- [TASK TO COMPLETE]
Produce a word-for-word copy of the listing below without its pictures.

--- RAW DATA ---

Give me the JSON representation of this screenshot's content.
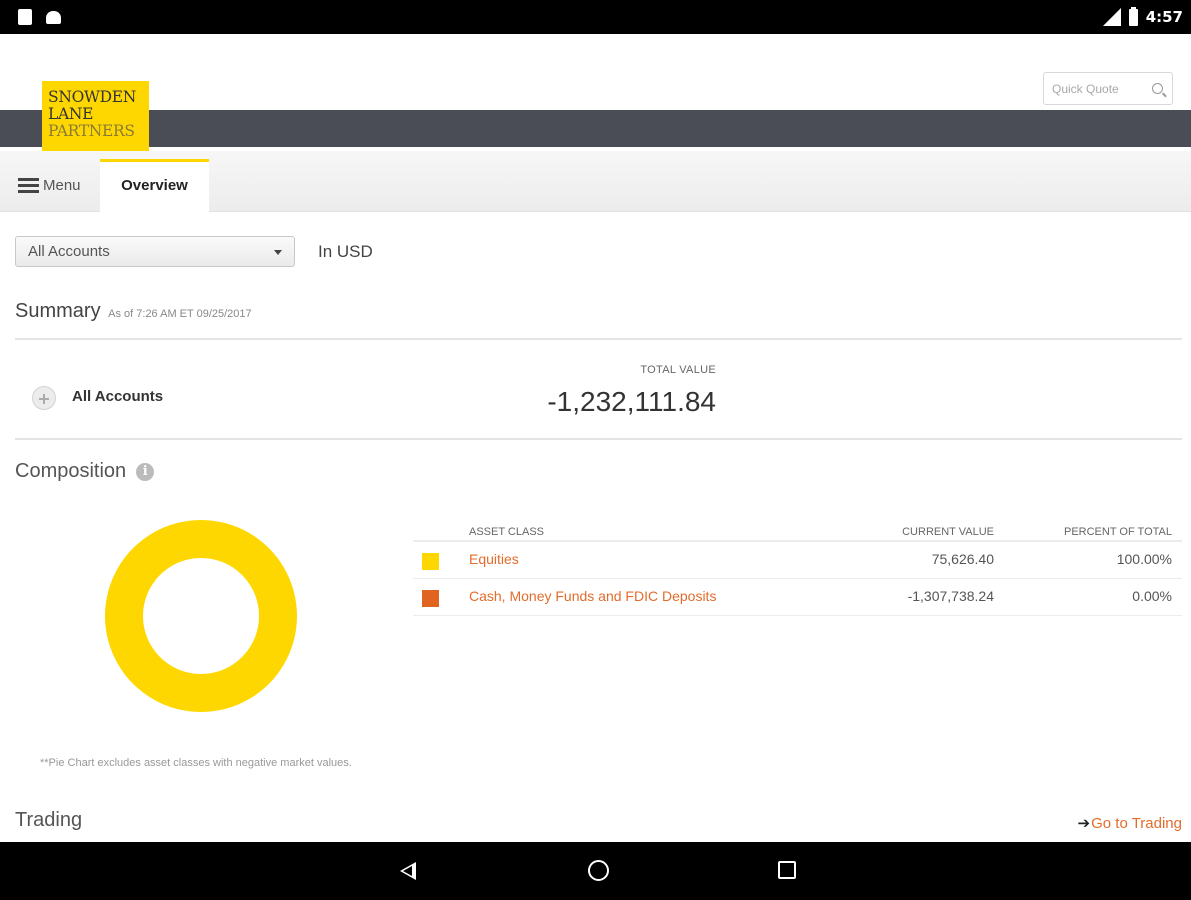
{
  "status_bar": {
    "time": "4:57"
  },
  "brand": {
    "line1": "SNOWDEN",
    "line2": "LANE",
    "line3": "PARTNERS",
    "color": "#ffd700"
  },
  "header": {
    "quick_quote_placeholder": "Quick Quote"
  },
  "tabs": {
    "menu_label": "Menu",
    "active_tab": "Overview"
  },
  "account_filter": {
    "selected": "All Accounts",
    "currency": "In USD"
  },
  "summary": {
    "title": "Summary",
    "as_of": "As of 7:26 AM ET 09/25/2017",
    "account_label": "All Accounts",
    "total_value_label": "TOTAL VALUE",
    "total_value": "-1,232,111.84"
  },
  "composition": {
    "title": "Composition",
    "info_glyph": "i",
    "columns": {
      "asset_class": "ASSET CLASS",
      "current_value": "CURRENT VALUE",
      "percent": "PERCENT OF TOTAL"
    },
    "rows": [
      {
        "name": "Equities",
        "value": "75,626.40",
        "percent": "100.00%",
        "color": "#ffd700"
      },
      {
        "name": "Cash, Money Funds and FDIC Deposits",
        "value": "-1,307,738.24",
        "percent": "0.00%",
        "color": "#e0641f"
      }
    ],
    "pie_note": "**Pie Chart excludes asset classes with negative market values."
  },
  "chart_data": {
    "type": "pie",
    "categories": [
      "Equities"
    ],
    "values": [
      100
    ],
    "colors": [
      "#ffd700"
    ],
    "style": "donut"
  },
  "trading": {
    "title": "Trading",
    "link_label": "Go to Trading",
    "link_arrow": "➔"
  }
}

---

- [WRITTEN RESPONSE]
Give me the JSON representation of this screenshot's content.
{
  "status_bar": {
    "time": "4:57"
  },
  "brand": {
    "line1": "SNOWDEN",
    "line2": "LANE",
    "line3": "PARTNERS",
    "color": "#ffd700"
  },
  "header": {
    "quick_quote_placeholder": "Quick Quote"
  },
  "tabs": {
    "menu_label": "Menu",
    "active_tab": "Overview"
  },
  "account_filter": {
    "selected": "All Accounts",
    "currency": "In USD"
  },
  "summary": {
    "title": "Summary",
    "as_of": "As of 7:26 AM ET 09/25/2017",
    "account_label": "All Accounts",
    "total_value_label": "TOTAL VALUE",
    "total_value": "-1,232,111.84"
  },
  "composition": {
    "title": "Composition",
    "info_glyph": "i",
    "columns": {
      "asset_class": "ASSET CLASS",
      "current_value": "CURRENT VALUE",
      "percent": "PERCENT OF TOTAL"
    },
    "rows": [
      {
        "name": "Equities",
        "value": "75,626.40",
        "percent": "100.00%",
        "color": "#ffd700"
      },
      {
        "name": "Cash, Money Funds and FDIC Deposits",
        "value": "-1,307,738.24",
        "percent": "0.00%",
        "color": "#e0641f"
      }
    ],
    "pie_note": "**Pie Chart excludes asset classes with negative market values."
  },
  "chart_data": {
    "type": "pie",
    "categories": [
      "Equities"
    ],
    "values": [
      100
    ],
    "colors": [
      "#ffd700"
    ],
    "style": "donut"
  },
  "trading": {
    "title": "Trading",
    "link_label": "Go to Trading",
    "link_arrow": "➔"
  }
}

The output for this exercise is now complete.